[RECORDS FOR THE TASK Boundary: Start]

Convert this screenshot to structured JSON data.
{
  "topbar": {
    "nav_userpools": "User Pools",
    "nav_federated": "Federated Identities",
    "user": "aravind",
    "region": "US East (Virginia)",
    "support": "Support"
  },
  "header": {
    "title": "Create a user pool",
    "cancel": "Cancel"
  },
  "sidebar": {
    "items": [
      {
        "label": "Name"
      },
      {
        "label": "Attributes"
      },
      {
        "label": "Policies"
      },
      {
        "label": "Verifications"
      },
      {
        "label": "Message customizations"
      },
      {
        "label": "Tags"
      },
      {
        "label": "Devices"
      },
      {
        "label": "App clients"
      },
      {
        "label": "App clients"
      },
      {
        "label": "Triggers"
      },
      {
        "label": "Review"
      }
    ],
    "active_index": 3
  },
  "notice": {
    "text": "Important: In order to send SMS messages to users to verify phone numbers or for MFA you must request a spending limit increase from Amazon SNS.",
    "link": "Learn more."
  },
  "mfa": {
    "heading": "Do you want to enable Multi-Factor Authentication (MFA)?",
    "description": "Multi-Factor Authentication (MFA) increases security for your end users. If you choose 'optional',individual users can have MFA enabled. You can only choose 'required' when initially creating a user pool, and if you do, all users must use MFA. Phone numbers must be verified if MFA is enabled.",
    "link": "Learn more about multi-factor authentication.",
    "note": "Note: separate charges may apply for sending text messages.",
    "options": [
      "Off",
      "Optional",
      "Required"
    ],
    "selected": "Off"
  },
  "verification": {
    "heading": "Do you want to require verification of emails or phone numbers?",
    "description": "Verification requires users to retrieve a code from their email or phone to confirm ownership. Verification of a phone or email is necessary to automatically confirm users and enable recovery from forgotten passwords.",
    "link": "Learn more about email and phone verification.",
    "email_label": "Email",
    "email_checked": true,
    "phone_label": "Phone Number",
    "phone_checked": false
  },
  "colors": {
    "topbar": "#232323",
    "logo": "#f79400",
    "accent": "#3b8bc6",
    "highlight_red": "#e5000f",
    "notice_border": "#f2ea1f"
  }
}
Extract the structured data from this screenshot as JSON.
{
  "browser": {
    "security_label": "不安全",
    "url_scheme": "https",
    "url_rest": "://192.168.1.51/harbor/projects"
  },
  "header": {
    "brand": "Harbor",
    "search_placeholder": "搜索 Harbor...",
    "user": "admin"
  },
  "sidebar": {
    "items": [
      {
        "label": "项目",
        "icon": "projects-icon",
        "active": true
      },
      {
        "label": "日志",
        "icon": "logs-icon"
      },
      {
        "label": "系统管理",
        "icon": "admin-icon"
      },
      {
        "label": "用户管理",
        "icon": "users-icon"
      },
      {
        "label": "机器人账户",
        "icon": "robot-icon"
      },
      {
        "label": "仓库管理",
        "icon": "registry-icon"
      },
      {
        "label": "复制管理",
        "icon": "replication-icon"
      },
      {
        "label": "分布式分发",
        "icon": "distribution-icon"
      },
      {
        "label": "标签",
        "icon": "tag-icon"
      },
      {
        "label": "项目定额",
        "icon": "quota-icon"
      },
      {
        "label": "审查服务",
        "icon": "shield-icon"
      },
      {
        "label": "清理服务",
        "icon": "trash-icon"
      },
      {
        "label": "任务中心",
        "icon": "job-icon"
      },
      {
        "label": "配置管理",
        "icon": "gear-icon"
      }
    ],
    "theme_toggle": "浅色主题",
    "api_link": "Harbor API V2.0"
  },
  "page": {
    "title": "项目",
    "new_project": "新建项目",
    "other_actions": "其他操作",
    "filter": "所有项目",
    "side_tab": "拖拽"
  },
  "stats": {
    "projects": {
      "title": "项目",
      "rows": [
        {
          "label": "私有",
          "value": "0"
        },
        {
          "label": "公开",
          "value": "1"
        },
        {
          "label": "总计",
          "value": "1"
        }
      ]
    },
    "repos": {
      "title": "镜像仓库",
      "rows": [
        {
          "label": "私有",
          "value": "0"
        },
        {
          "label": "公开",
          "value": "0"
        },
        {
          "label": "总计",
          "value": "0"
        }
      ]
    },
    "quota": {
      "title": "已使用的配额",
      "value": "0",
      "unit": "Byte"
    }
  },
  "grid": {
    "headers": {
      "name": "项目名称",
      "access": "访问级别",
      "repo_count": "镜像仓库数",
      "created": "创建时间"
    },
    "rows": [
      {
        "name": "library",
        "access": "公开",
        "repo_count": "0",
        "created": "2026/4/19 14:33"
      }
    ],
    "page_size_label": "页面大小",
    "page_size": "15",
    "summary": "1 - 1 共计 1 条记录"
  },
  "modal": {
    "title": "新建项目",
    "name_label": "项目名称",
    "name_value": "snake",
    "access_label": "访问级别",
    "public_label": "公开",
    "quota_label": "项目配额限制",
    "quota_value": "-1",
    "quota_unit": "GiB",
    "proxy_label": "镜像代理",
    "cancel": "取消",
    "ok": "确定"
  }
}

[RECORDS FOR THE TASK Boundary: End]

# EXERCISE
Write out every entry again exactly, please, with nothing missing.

# WRITTEN RESPONSE
Convert this screenshot to structured JSON data.
{
  "topbar": {
    "nav_userpools": "User Pools",
    "nav_federated": "Federated Identities",
    "user": "aravind",
    "region": "US East (Virginia)",
    "support": "Support"
  },
  "header": {
    "title": "Create a user pool",
    "cancel": "Cancel"
  },
  "sidebar": {
    "items": [
      {
        "label": "Name"
      },
      {
        "label": "Attributes"
      },
      {
        "label": "Policies"
      },
      {
        "label": "Verifications"
      },
      {
        "label": "Message customizations"
      },
      {
        "label": "Tags"
      },
      {
        "label": "Devices"
      },
      {
        "label": "App clients"
      },
      {
        "label": "App clients"
      },
      {
        "label": "Triggers"
      },
      {
        "label": "Review"
      }
    ],
    "active_index": 3
  },
  "notice": {
    "text": "Important: In order to send SMS messages to users to verify phone numbers or for MFA you must request a spending limit increase from Amazon SNS.",
    "link": "Learn more."
  },
  "mfa": {
    "heading": "Do you want to enable Multi-Factor Authentication (MFA)?",
    "description": "Multi-Factor Authentication (MFA) increases security for your end users. If you choose 'optional',individual users can have MFA enabled. You can only choose 'required' when initially creating a user pool, and if you do, all users must use MFA. Phone numbers must be verified if MFA is enabled.",
    "link": "Learn more about multi-factor authentication.",
    "note": "Note: separate charges may apply for sending text messages.",
    "options": [
      "Off",
      "Optional",
      "Required"
    ],
    "selected": "Off"
  },
  "verification": {
    "heading": "Do you want to require verification of emails or phone numbers?",
    "description": "Verification requires users to retrieve a code from their email or phone to confirm ownership. Verification of a phone or email is necessary to automatically confirm users and enable recovery from forgotten passwords.",
    "link": "Learn more about email and phone verification.",
    "email_label": "Email",
    "email_checked": true,
    "phone_label": "Phone Number",
    "phone_checked": false
  },
  "colors": {
    "topbar": "#232323",
    "logo": "#f79400",
    "accent": "#3b8bc6",
    "highlight_red": "#e5000f",
    "notice_border": "#f2ea1f"
  }
}
Extract the structured data from this screenshot as JSON.
{
  "browser": {
    "security_label": "不安全",
    "url_scheme": "https",
    "url_rest": "://192.168.1.51/harbor/projects"
  },
  "header": {
    "brand": "Harbor",
    "search_placeholder": "搜索 Harbor...",
    "user": "admin"
  },
  "sidebar": {
    "items": [
      {
        "label": "项目",
        "icon": "projects-icon",
        "active": true
      },
      {
        "label": "日志",
        "icon": "logs-icon"
      },
      {
        "label": "系统管理",
        "icon": "admin-icon"
      },
      {
        "label": "用户管理",
        "icon": "users-icon"
      },
      {
        "label": "机器人账户",
        "icon": "robot-icon"
      },
      {
        "label": "仓库管理",
        "icon": "registry-icon"
      },
      {
        "label": "复制管理",
        "icon": "replication-icon"
      },
      {
        "label": "分布式分发",
        "icon": "distribution-icon"
      },
      {
        "label": "标签",
        "icon": "tag-icon"
      },
      {
        "label": "项目定额",
        "icon": "quota-icon"
      },
      {
        "label": "审查服务",
        "icon": "shield-icon"
      },
      {
        "label": "清理服务",
        "icon": "trash-icon"
      },
      {
        "label": "任务中心",
        "icon": "job-icon"
      },
      {
        "label": "配置管理",
        "icon": "gear-icon"
      }
    ],
    "theme_toggle": "浅色主题",
    "api_link": "Harbor API V2.0"
  },
  "page": {
    "title": "项目",
    "new_project": "新建项目",
    "other_actions": "其他操作",
    "filter": "所有项目",
    "side_tab": "拖拽"
  },
  "stats": {
    "projects": {
      "title": "项目",
      "rows": [
        {
          "label": "私有",
          "value": "0"
        },
        {
          "label": "公开",
          "value": "1"
        },
        {
          "label": "总计",
          "value": "1"
        }
      ]
    },
    "repos": {
      "title": "镜像仓库",
      "rows": [
        {
          "label": "私有",
          "value": "0"
        },
        {
          "label": "公开",
          "value": "0"
        },
        {
          "label": "总计",
          "value": "0"
        }
      ]
    },
    "quota": {
      "title": "已使用的配额",
      "value": "0",
      "unit": "Byte"
    }
  },
  "grid": {
    "headers": {
      "name": "项目名称",
      "access": "访问级别",
      "repo_count": "镜像仓库数",
      "created": "创建时间"
    },
    "rows": [
      {
        "name": "library",
        "access": "公开",
        "repo_count": "0",
        "created": "2026/4/19 14:33"
      }
    ],
    "page_size_label": "页面大小",
    "page_size": "15",
    "summary": "1 - 1 共计 1 条记录"
  },
  "modal": {
    "title": "新建项目",
    "name_label": "项目名称",
    "name_value": "snake",
    "access_label": "访问级别",
    "public_label": "公开",
    "quota_label": "项目配额限制",
    "quota_value": "-1",
    "quota_unit": "GiB",
    "proxy_label": "镜像代理",
    "cancel": "取消",
    "ok": "确定"
  }
}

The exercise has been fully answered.